[[ INFORMATION GIVEN, beginning ]]
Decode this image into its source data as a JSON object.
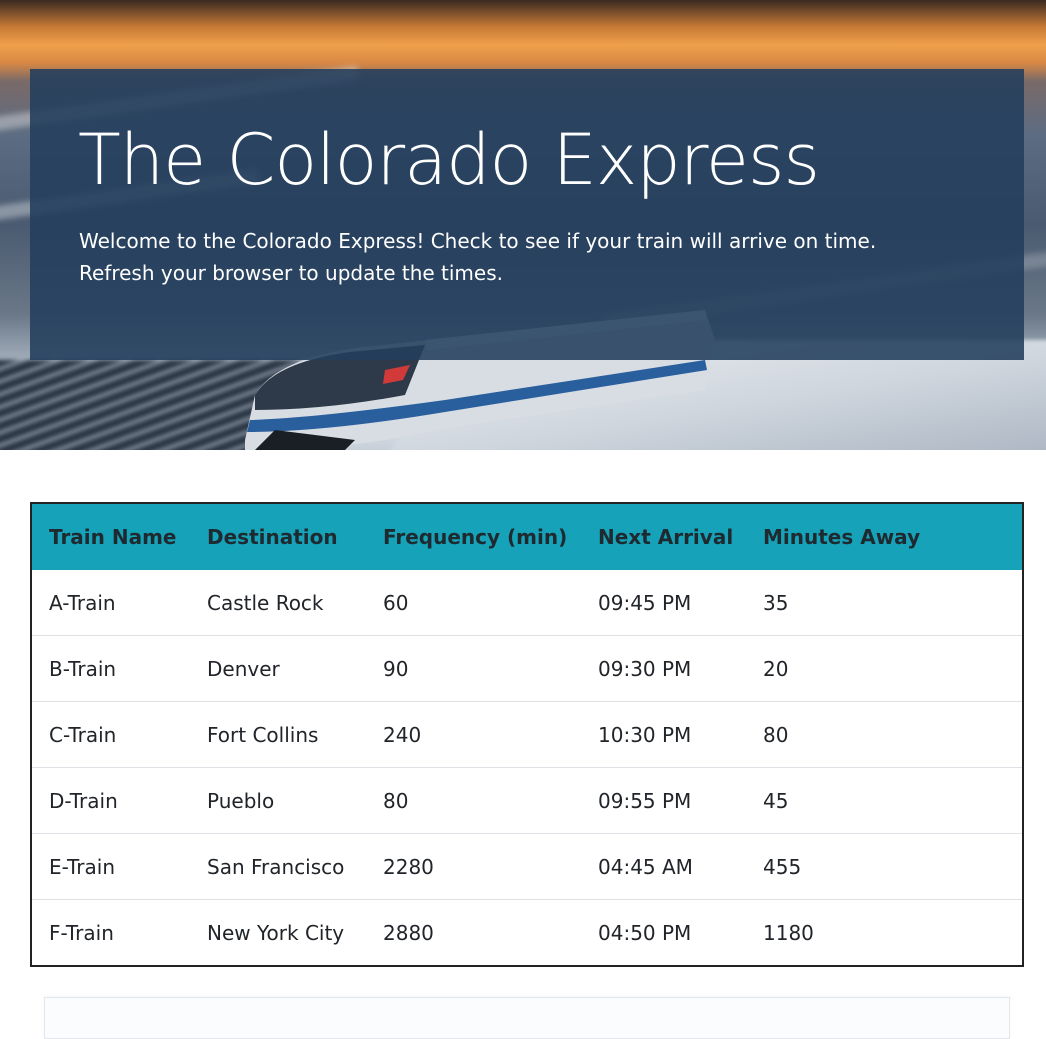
{
  "header": {
    "title": "The Colorado Express",
    "subtitle": "Welcome to the Colorado Express! Check to see if your train will arrive on time. Refresh your browser to update the times."
  },
  "table": {
    "columns": [
      "Train Name",
      "Destination",
      "Frequency (min)",
      "Next Arrival",
      "Minutes Away"
    ],
    "rows": [
      [
        "A-Train",
        "Castle Rock",
        "60",
        "09:45 PM",
        "35"
      ],
      [
        "B-Train",
        "Denver",
        "90",
        "09:30 PM",
        "20"
      ],
      [
        "C-Train",
        "Fort Collins",
        "240",
        "10:30 PM",
        "80"
      ],
      [
        "D-Train",
        "Pueblo",
        "80",
        "09:55 PM",
        "45"
      ],
      [
        "E-Train",
        "San Francisco",
        "2280",
        "04:45 AM",
        "455"
      ],
      [
        "F-Train",
        "New York City",
        "2880",
        "04:50 PM",
        "1180"
      ]
    ]
  },
  "colors": {
    "table_header": "#16a2b8",
    "jumbotron": "#223e5c"
  }
}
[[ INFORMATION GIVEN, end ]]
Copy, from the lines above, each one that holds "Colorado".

    "title": "The Colorado Express",
    "subtitle": "Welcome to the Colorado Express! Check to see if your train will arrive on time. Refresh your browser to update the times."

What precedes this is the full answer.